As a small child, Daniel Dindo learned how to travel deep into the rainforest of Cameroon and climb trees to collect honey without harming the bees or damaging their hive. Now, the land where he continues to practice this traditional harvest has been declared a protected area, and Daniel wonders what this will mean for the future of his village and his indigenous Baka culture.
On July 23 and 24, under the canopy of the Nomedjo community forest, the Gbabandi Platform came together for its second General Assembly. Gbabandi comprises eight indigenous organisations, and over 100 Baka and Bagyeli attended the meeting, travelling from across Cameroon's forests.
In the absence of a land tenure system establishing clear collective ownership rights, community forestry now appears to be the most efficient option to secure customary land tenure in Congo. However, despite the opportunities that community forestry offers for IPLCs to secure customary land rights and improve their livelihoods, a number or constraints and challenges persist in relation to land tenure insecurity and overlapping.
On top of a hill on the edge of the Northern Rift Valley in Kenya, the sun is warm but the air is fresh and cool. Moments ago, music of resistance filled the air as Sengwer women practiced traditional dance, song and solidarity.
FPP and signatory organisations from around the world have sent an Open Letter to WWF International, calling for thorough, fair and transparent investigations into serious allegations of abuses in WWF projects in Cameroon, Nepal, India and elsewhere.
The “Promoting Forest Peoples’ Rights and Food Security with Good Governance in Forest and Climate Policies; from principles to practice” project (henceforth “the project”) is a five-year project funded by the EU under its Environment and Natural Resources Thematic Programme, implemented in 5 African countries –
As a human rights organisation, gender justice is a fundamental principle of our work, and we have long been conscious of, and sought to address, the barriers to effective participation in decision-making by women.

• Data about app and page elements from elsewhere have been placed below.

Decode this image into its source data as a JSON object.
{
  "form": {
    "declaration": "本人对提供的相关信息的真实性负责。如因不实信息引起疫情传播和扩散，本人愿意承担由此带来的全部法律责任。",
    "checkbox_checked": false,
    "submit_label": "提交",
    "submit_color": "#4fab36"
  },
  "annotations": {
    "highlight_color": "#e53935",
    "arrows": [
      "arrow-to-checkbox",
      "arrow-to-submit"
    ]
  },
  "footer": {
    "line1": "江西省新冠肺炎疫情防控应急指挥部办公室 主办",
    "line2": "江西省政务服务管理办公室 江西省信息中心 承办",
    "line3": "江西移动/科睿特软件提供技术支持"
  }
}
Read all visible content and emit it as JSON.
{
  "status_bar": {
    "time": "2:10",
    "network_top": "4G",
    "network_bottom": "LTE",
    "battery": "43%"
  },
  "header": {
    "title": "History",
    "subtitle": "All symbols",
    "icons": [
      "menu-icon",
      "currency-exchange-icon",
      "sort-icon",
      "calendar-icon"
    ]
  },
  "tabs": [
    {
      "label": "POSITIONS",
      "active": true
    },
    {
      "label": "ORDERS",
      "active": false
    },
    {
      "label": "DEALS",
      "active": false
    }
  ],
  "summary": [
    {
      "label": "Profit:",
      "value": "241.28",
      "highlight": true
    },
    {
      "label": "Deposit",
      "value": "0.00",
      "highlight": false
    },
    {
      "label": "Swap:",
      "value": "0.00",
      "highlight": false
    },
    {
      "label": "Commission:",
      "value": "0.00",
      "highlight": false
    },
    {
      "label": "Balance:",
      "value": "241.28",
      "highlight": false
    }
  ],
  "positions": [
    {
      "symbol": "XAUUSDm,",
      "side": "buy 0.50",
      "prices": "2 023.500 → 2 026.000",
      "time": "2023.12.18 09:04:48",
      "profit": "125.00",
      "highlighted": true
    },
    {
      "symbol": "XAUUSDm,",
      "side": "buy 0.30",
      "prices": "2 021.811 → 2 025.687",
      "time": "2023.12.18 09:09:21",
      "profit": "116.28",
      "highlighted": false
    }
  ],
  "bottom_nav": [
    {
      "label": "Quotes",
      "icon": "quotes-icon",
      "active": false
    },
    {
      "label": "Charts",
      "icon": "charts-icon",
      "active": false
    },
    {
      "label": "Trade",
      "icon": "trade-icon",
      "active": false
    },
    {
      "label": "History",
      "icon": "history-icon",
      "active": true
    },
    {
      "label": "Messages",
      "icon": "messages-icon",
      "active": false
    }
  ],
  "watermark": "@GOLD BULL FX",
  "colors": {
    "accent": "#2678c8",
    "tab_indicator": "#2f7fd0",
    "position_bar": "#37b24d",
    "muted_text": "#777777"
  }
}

This blog summarises some of the experiences and learnings from our fieldwork in the Congo Basin over the past 5 years, on how to improve women’s effective participation at the community level.
Today, on the 70th Anniversary of the International Declaration on Human Rights, the Gbabandi platform has launched their report on citizenship of indigenous forest peoples in Cameroon.
A member of one of Cameroon’s Baka Communities in the Ngoyla Mintom area, talks about being driven out of his ancestral forests, and the issues his people face on a daily basis through lack of land rights and lack of access to food, medicine and education.
The attached presentation was made at a 'Community Forum on Limiting threats to community land security in Kenya’, held in Nairobi between the 14th and 15th June 2018.
At the end of three intense days of discussion, exchange and drafting, representatives from the Ik, Tepeth, Batwa, Benet and Ngikarimajong have released the Kisoro Memorandum, a definitive statement of their rights and expectations for support from their government and from other actors, including the UN system.
The violence the Sengwer have been experiencing at the hands of KFS has continued, but a series of subsequent events and reports have emphasised that a radical restructuring of the EU funded WaTER projects is required before it can be resumed.
These Briefs were prepared for rural community leaders in Kenya. The major and longer document (Brief 3), identifies legal support and constraints for community land security in Kenya. This is prefaced by overviews of the situation globally (Brief 1), and in Africa (Brief 2).
This practical guide highlights the extent of recognition of customary land rights of forest-dependent communities in the DRC.
The indigenous women of Cameroon’s forests made their presence felt in a parade celebrating the 33rd edition of International Women’s Day through strong advocacy messages concerning their rights.
FPP and Both ENDS have provided a submission for the UN Special Rapporteur on the Rights of Indigenous Peoples, Vicky Tauli-Corpuz, as a contribution to her crucial thematic report on the criminalisation of indigenous peoples.
FPP and BothENDS have provided a submission the UN Special Rapportuer on the Rights of Indigenous Peoples, Vicky Tauli-Corpuz, as a contribution to her crucial thematic report on the criminalisation of indigenous peoples.